ACTIVITY » Exactly reproduce each of the entries shown below.
● ● ● ● ● ● ●
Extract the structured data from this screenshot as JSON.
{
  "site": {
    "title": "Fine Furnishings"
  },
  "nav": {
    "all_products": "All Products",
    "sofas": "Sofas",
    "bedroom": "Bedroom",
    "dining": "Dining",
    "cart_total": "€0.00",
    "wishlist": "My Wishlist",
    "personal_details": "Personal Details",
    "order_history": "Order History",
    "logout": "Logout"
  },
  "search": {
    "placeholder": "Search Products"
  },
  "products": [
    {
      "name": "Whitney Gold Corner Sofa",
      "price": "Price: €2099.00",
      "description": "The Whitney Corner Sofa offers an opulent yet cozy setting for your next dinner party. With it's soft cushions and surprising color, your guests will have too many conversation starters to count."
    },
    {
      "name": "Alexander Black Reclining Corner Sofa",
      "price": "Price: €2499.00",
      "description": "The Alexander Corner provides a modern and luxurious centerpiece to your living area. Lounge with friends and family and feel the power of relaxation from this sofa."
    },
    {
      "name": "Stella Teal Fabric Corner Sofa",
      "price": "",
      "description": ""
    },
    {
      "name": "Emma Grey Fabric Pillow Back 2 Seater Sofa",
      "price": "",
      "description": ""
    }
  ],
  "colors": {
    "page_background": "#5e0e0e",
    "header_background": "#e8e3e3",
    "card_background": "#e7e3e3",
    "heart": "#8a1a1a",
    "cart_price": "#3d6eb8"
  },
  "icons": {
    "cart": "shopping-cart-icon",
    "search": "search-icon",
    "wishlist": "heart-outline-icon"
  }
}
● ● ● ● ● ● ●
REPLY »
Extract the structured data from this screenshot as JSON.
{
  "site": {
    "title": "Fine Furnishings"
  },
  "nav": {
    "all_products": "All Products",
    "sofas": "Sofas",
    "bedroom": "Bedroom",
    "dining": "Dining",
    "cart_total": "€0.00",
    "wishlist": "My Wishlist",
    "personal_details": "Personal Details",
    "order_history": "Order History",
    "logout": "Logout"
  },
  "search": {
    "placeholder": "Search Products"
  },
  "products": [
    {
      "name": "Whitney Gold Corner Sofa",
      "price": "Price: €2099.00",
      "description": "The Whitney Corner Sofa offers an opulent yet cozy setting for your next dinner party. With it's soft cushions and surprising color, your guests will have too many conversation starters to count."
    },
    {
      "name": "Alexander Black Reclining Corner Sofa",
      "price": "Price: €2499.00",
      "description": "The Alexander Corner provides a modern and luxurious centerpiece to your living area. Lounge with friends and family and feel the power of relaxation from this sofa."
    },
    {
      "name": "Stella Teal Fabric Corner Sofa",
      "price": "",
      "description": ""
    },
    {
      "name": "Emma Grey Fabric Pillow Back 2 Seater Sofa",
      "price": "",
      "description": ""
    }
  ],
  "colors": {
    "page_background": "#5e0e0e",
    "header_background": "#e8e3e3",
    "card_background": "#e7e3e3",
    "heart": "#8a1a1a",
    "cart_price": "#3d6eb8"
  },
  "icons": {
    "cart": "shopping-cart-icon",
    "search": "search-icon",
    "wishlist": "heart-outline-icon"
  }
}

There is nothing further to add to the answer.